■ Problem details: Each record that follows is to be duplicated exactly, though its pictures are not.

■ Data extracts:
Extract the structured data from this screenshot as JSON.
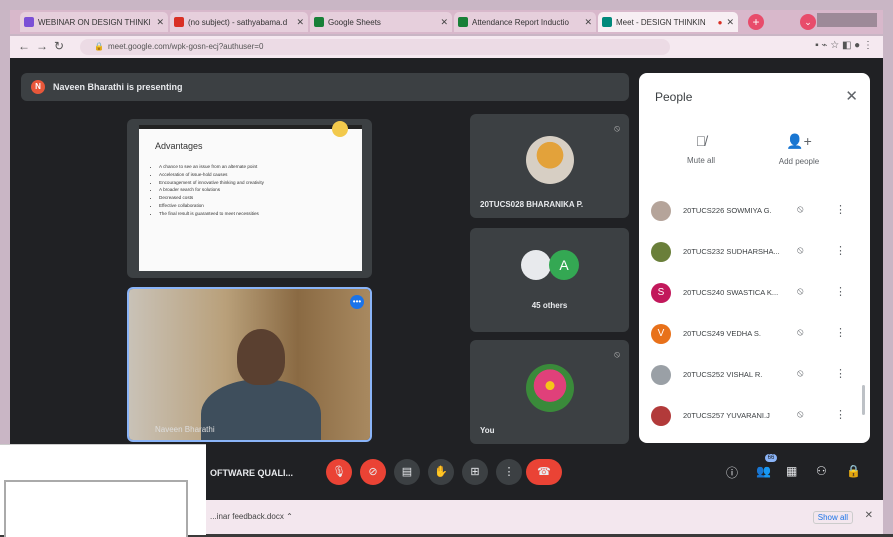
{
  "tabs": [
    {
      "label": "WEBINAR ON DESIGN THINKI",
      "color": "#7b4fd6"
    },
    {
      "label": "(no subject) - sathyabama.d",
      "color": "#d93025"
    },
    {
      "label": "Google Sheets",
      "color": "#188038"
    },
    {
      "label": "Attendance Report Inductio",
      "color": "#188038"
    },
    {
      "label": "Meet - DESIGN THINKIN",
      "color": "#00897b"
    }
  ],
  "address": {
    "url": "meet.google.com/wpk-gosn-ecj?authuser=0"
  },
  "presenting": {
    "avatar_letter": "N",
    "text": "Naveen Bharathi is presenting"
  },
  "slide": {
    "title": "Advantages",
    "bullets": [
      "A chance to see an issue from an alternate point",
      "Acceleration of issue-hold causes",
      "Encouragement of innovative thinking and creativity",
      "A broader search for solutions",
      "Decreased costs",
      "Effective collaboration",
      "The final result is guaranteed to meet necessities"
    ]
  },
  "camera": {
    "name": "Naveen Bharathi"
  },
  "participants_tiles": [
    {
      "name": "20TUCS028 BHARANIKA P."
    },
    {
      "name": "45 others",
      "avatar_letter": "A"
    },
    {
      "name": "You"
    }
  ],
  "people_panel": {
    "title": "People",
    "mute_all": "Mute all",
    "add_people": "Add people",
    "people": [
      {
        "name": "20TUCS226 SOWMIYA G.",
        "color": "#b5a49a",
        "letter": ""
      },
      {
        "name": "20TUCS232 SUDHARSHA...",
        "color": "#6a7f3a",
        "letter": ""
      },
      {
        "name": "20TUCS240 SWASTICA K...",
        "color": "#c2185b",
        "letter": "S"
      },
      {
        "name": "20TUCS249 VEDHA S.",
        "color": "#e8711a",
        "letter": "V"
      },
      {
        "name": "20TUCS252 VISHAL R.",
        "color": "#9aa0a6",
        "letter": ""
      },
      {
        "name": "20TUCS257 YUVARANI.J",
        "color": "#b23a3a",
        "letter": ""
      }
    ]
  },
  "meeting": {
    "title": "OFTWARE QUALI...",
    "people_count": "66"
  },
  "downloads": {
    "item": "...inar feedback.docx",
    "show_all": "Show all"
  }
}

■ Problem solution:
Extract the structured data from this screenshot as JSON.
{
  "tabs": [
    {
      "label": "WEBINAR ON DESIGN THINKI",
      "color": "#7b4fd6"
    },
    {
      "label": "(no subject) - sathyabama.d",
      "color": "#d93025"
    },
    {
      "label": "Google Sheets",
      "color": "#188038"
    },
    {
      "label": "Attendance Report Inductio",
      "color": "#188038"
    },
    {
      "label": "Meet - DESIGN THINKIN",
      "color": "#00897b"
    }
  ],
  "address": {
    "url": "meet.google.com/wpk-gosn-ecj?authuser=0"
  },
  "presenting": {
    "avatar_letter": "N",
    "text": "Naveen Bharathi is presenting"
  },
  "slide": {
    "title": "Advantages",
    "bullets": [
      "A chance to see an issue from an alternate point",
      "Acceleration of issue-hold causes",
      "Encouragement of innovative thinking and creativity",
      "A broader search for solutions",
      "Decreased costs",
      "Effective collaboration",
      "The final result is guaranteed to meet necessities"
    ]
  },
  "camera": {
    "name": "Naveen Bharathi"
  },
  "participants_tiles": [
    {
      "name": "20TUCS028 BHARANIKA P."
    },
    {
      "name": "45 others",
      "avatar_letter": "A"
    },
    {
      "name": "You"
    }
  ],
  "people_panel": {
    "title": "People",
    "mute_all": "Mute all",
    "add_people": "Add people",
    "people": [
      {
        "name": "20TUCS226 SOWMIYA G.",
        "color": "#b5a49a",
        "letter": ""
      },
      {
        "name": "20TUCS232 SUDHARSHA...",
        "color": "#6a7f3a",
        "letter": ""
      },
      {
        "name": "20TUCS240 SWASTICA K...",
        "color": "#c2185b",
        "letter": "S"
      },
      {
        "name": "20TUCS249 VEDHA S.",
        "color": "#e8711a",
        "letter": "V"
      },
      {
        "name": "20TUCS252 VISHAL R.",
        "color": "#9aa0a6",
        "letter": ""
      },
      {
        "name": "20TUCS257 YUVARANI.J",
        "color": "#b23a3a",
        "letter": ""
      }
    ]
  },
  "meeting": {
    "title": "OFTWARE QUALI...",
    "people_count": "66"
  },
  "downloads": {
    "item": "...inar feedback.docx",
    "show_all": "Show all"
  }
}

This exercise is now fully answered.